So, do you need life insurance? And if so, what features should you look for?
If you're young and single, not making all that much money, life insurance probably isn't a pressing concern. But if your income is vital to someone other than you alone — a spouse, child or even an aging parent — the sad event of your death would be an even bigger hardship once the financial impact hits home.
Almost four in 10 Americans do not have life insurance coverage, according to a late 2012 survey by industry website InsuranceQuotes.com — and of those who do have coverage, more than a third say they don't fully understand the terms of their policies.
It's time to change that if you're in one of these groups. Like disability insurance, life insurance is an easy way to protect your loved ones — and is very affordable if you're younger, in good health and opt for a simple "term" life insurance policy.
Term life insurance involves a regular premium in exchange for guaranteed benefit should you die during a set "term" — say, the next 20 years.
In the vast majority of cases, this kind of policy is best, and here's why:
• Customizable. You get a quote based on your health, the length of your term and the amount of coverage you want. This allows you to tweak your policy to best fit your personal circumstances.
• Easy comparisons. Term life is easy to compare among insurance providers because the conditions are straightforward. You have a premium, a time period and a benefit — that's it.
• Cheap and focused. Term life is simply life insurance and nothing more. This allows you to be more flexible with other financial products, shopping separately to get the best price and the best fit instead of a complicated agreement that may not be your best option and is structured
in a confusing way.
It's worth noting, however, that term life has been passed over more frequently in recent years as Americans start shopping for life insurance again. LifeHealthPro, an advisory group for the life and health insurance industry, notes that whole life insurance and universal life insurance both saw significant gains across calendar 2012 while term life sale were down.
So, how do these products differ from term life insurance policies?
"Whole life," as the name implies, lasts for the entire lifetime of the insured person instead of a set term, and grows in value over time to a final death benefit. A term life policy can leave you with nothing after 20 years of premiums (other than your health, obviously), so some like the option of cashing out a whole life policy early for a portion of the complete death benefit should they want or need the money.
Obviously, you pay a premium for this plan — and if you cash out early, you can incur high penalties and see very little money actually returned to your pocket.
Universal life is similar, but structured so that policyholders pay more than their base insurance costs in order to build up a high-interest savings or investment account. Consider this a hybrid insurance and investing plan.
But again, you can pay big fees for this kind of structure — and there's no guarantee any investments will perform well. The high costs and risks of these plans either isn't a problem or isn't fully understood by most Americans.
According to LifeHealthPro, "indexed universal life" — that is, where the extra cash is put into a stock market index like the S&P 500 — now makes up 28% of the entire life insurance market. With the S&P hitting all-time highs recently and soaring about 140% since its 2009 low, policyholders with indexed universal life are likely pretty happy.

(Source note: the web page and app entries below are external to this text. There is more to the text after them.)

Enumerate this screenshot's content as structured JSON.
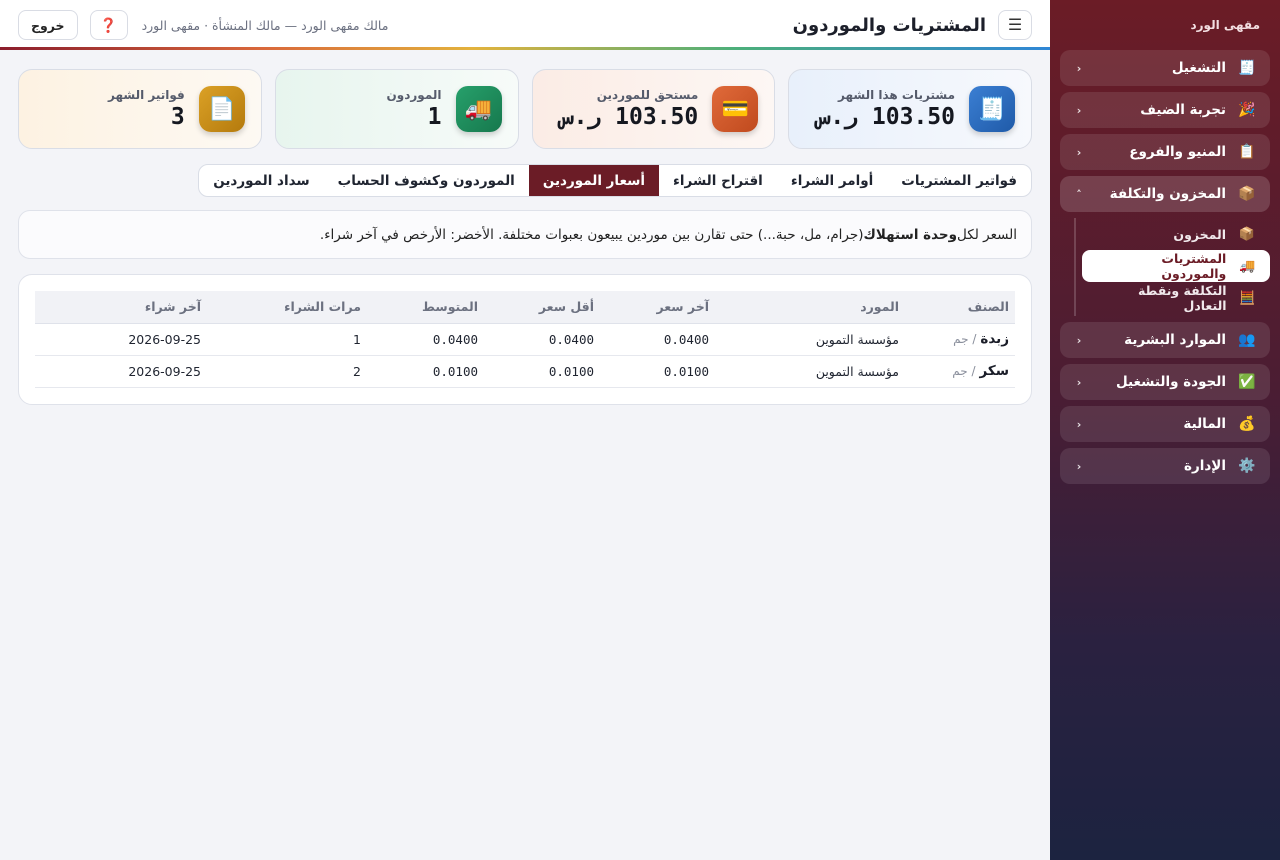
{
  "sidebar": {
    "brand": "مقهى الورد",
    "groups": [
      {
        "label": "التشغيل",
        "icon": "🧾",
        "chevron": "‹"
      },
      {
        "label": "تجربة الضيف",
        "icon": "🎉",
        "chevron": "‹"
      },
      {
        "label": "المنيو والفروع",
        "icon": "📋",
        "chevron": "‹"
      },
      {
        "label": "المخزون والتكلفة",
        "icon": "📦",
        "chevron": "˄"
      },
      {
        "label": "الموارد البشرية",
        "icon": "👥",
        "chevron": "‹"
      },
      {
        "label": "الجودة والتشغيل",
        "icon": "✅",
        "chevron": "‹"
      },
      {
        "label": "المالية",
        "icon": "💰",
        "chevron": "‹"
      },
      {
        "label": "الإدارة",
        "icon": "⚙️",
        "chevron": "‹"
      }
    ],
    "sub_items": [
      {
        "label": "المخزون",
        "icon": "📦"
      },
      {
        "label": "المشتريات والموردون",
        "icon": "🚚"
      },
      {
        "label": "التكلفة ونقطة التعادل",
        "icon": "🧮"
      }
    ]
  },
  "topbar": {
    "menu_icon": "☰",
    "title": "المشتريات والموردون",
    "subtitle": "مالك مقهى الورد — مالك المنشأة · مقهى الورد",
    "help_icon": "❓",
    "logout": "خروج"
  },
  "stats": [
    {
      "label": "مشتريات هذا الشهر",
      "value": "103.50 ر.س",
      "icon": "🧾"
    },
    {
      "label": "مستحق للموردين",
      "value": "103.50 ر.س",
      "icon": "💳"
    },
    {
      "label": "الموردون",
      "value": "1",
      "icon": "🚚"
    },
    {
      "label": "فواتير الشهر",
      "value": "3",
      "icon": "📄"
    }
  ],
  "tabs": [
    "فواتير المشتريات",
    "أوامر الشراء",
    "اقتراح الشراء",
    "أسعار الموردين",
    "الموردون وكشوف الحساب",
    "سداد الموردين"
  ],
  "active_tab": "أسعار الموردين",
  "note": {
    "before": "السعر لكل ",
    "bold": "وحدة استهلاك",
    "after": " (جرام، مل، حبة...) حتى تقارن بين موردين يبيعون بعبوات مختلفة. الأخضر: الأرخص في آخر شراء."
  },
  "table": {
    "headers": [
      "الصنف",
      "المورد",
      "آخر سعر",
      "أقل سعر",
      "المتوسط",
      "مرات الشراء",
      "آخر شراء"
    ],
    "rows": [
      {
        "item": "زبدة",
        "unit": "/ جم",
        "supplier": "مؤسسة التموين",
        "last_price": "0.0400",
        "min_price": "0.0400",
        "avg": "0.0400",
        "count": "1",
        "last_date": "2026-09-25"
      },
      {
        "item": "سكر",
        "unit": "/ جم",
        "supplier": "مؤسسة التموين",
        "last_price": "0.0100",
        "min_price": "0.0100",
        "avg": "0.0100",
        "count": "2",
        "last_date": "2026-09-25"
      }
    ]
  },
  "colors": {
    "sidebar_top": "#6b1c26",
    "sidebar_bottom": "#1c2340",
    "active_tab": "#6b1c26"
  }
}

But consider that some S&P 500 index funds from companies like Vanguard can charge as little as $2 or $3 on every $10,000 you invest … while you may pay fees and commissions as high as 100% of your first year's premium for complex insurance and investment hybrids.
Why not just get term life and invest in a mutual fund? The cost savings over the decades will add up big time.
Jeff Reeves is the editor of InvestorPlace.com and the author of The Frugal Investor's Guide to Finding Great Stocks.